Words by Cecilia Reiter
Editing by Margaret Hutchins
Illustration by Katy Mitchell
Food is one of the oldest forms of exchange between people. It is a necessity and deeply tied to our cultural identities. It also has the power to impact us in a variety of physical, emotional, and transformational ways. In her Huffington Post article, Breaking Bread for Peace: Conflict Kitchen and Cultural Food Diplomacy, Vanessa Thevathasan states the power of cuisine still suffers from, “untapped recognition to deliver social conflict transformation,” despite all that food can influence. Ellen Gustafson poses a possible solution in her Change Dinner Project by, “...coming back to the table to become activists in our own home, at our own table...” to help communities in conflict understand each other’s hearts and minds.
People value food, and it is in the kitchen where they congregate to discuss everything from the various ingredients in a dish, to the complexity of a recipe, to the unique spin of the meal brought by the chef. Yet rarely do people share these conversations and the stories behind the meal with those outside their circle of tight-knit family and friends. With our increasingly cosmopolitan palettes, there are more opportunities for understanding and lessons to be gleaned from those who are at the forefront of conflict resolution with a hot meal in hand.
Everyone can participate when it comes to the power of food, as shown by artist Michael Rakowitz. With the help of his Iraqi-Jewish mother, he brings different audiences into the kitchen to learn about Baghdadi recipes through collaborative cooking in his ongoing project, Enemy Kitchen. In his words, “food opens up a new route through which Iraq can be discussed – in this case, through that most familiar of cultural staples: nourishment. Iraqi culture is virtually invisible in the U.S., beyond the daily news, and Enemy Kitchen seizes the possibility of cultural visibility to produce an alternative discourse.”
There is a positive ripple effect that is created when a meal is used as a way to invite communities in conflict to come together. The Travel Channel series, Breaking Borders, is taking this idea to new heights. The show captures the healing process of food by immersing Mariana van Zeller, award winning journalist, and Michael Voltaggio, acclaimed chef and Los Angeles restaurateur, in conflict zones around the world. While there, Zeller and Voltaggio research local social and political issues, cook regional and culturally specific dishes, and bring together residents with opposing views to discuss politics at the dinner table. The show emphasizes the idea that if two hosts can, in such a short period of time, understand the local cuisine and the participants representative of the meal, then perhaps communities in conflict can also understand one another and find more empathetic solutions.
The act of making and sharing a meal should be recognized as a strategy across the globe, bringing more people together. Imagine if conflicts, like the one happening in the United States over the safety of GMOs, could be resolved through conversations at the dinner table with opposing sides.
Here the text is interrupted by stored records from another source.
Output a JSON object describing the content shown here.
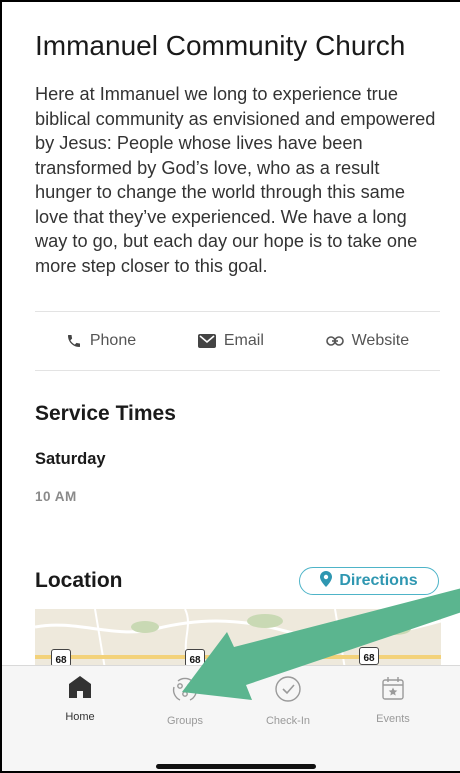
{
  "church": {
    "name": "Immanuel Community Church",
    "description": "Here at Immanuel we long to experience true biblical community as envisioned and empowered by Jesus: People whose lives have been transformed by God’s love, who as a result hunger to change the world through this same love that they’ve experienced. We have a long way to go, but each day our hope is to take one more step closer to this goal."
  },
  "contact": {
    "phone_label": "Phone",
    "email_label": "Email",
    "website_label": "Website"
  },
  "service_times": {
    "title": "Service Times",
    "day": "Saturday",
    "time": "10 AM"
  },
  "location": {
    "title": "Location",
    "directions_label": "Directions",
    "map_route_labels": [
      "68",
      "68",
      "68"
    ]
  },
  "tabbar": {
    "tabs": [
      {
        "label": "Home",
        "icon": "home-icon",
        "active": true
      },
      {
        "label": "Groups",
        "icon": "groups-icon",
        "active": false
      },
      {
        "label": "Check-In",
        "icon": "check-in-icon",
        "active": false
      },
      {
        "label": "Events",
        "icon": "events-icon",
        "active": false
      }
    ]
  },
  "colors": {
    "accent": "#2f97b1",
    "annotation_arrow": "#5bb58f",
    "tab_inactive": "#9a9a9a"
  }
}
As seen through the International Alert’s, Conflict Kitchen, Travel Channel’s, Breaking Borders, Enemy Kitchen, and the Change Dinner Project, anyone can address conflicts within a community through food. It is in the power of the dish, where long-lasting solutions can be prepared and shared.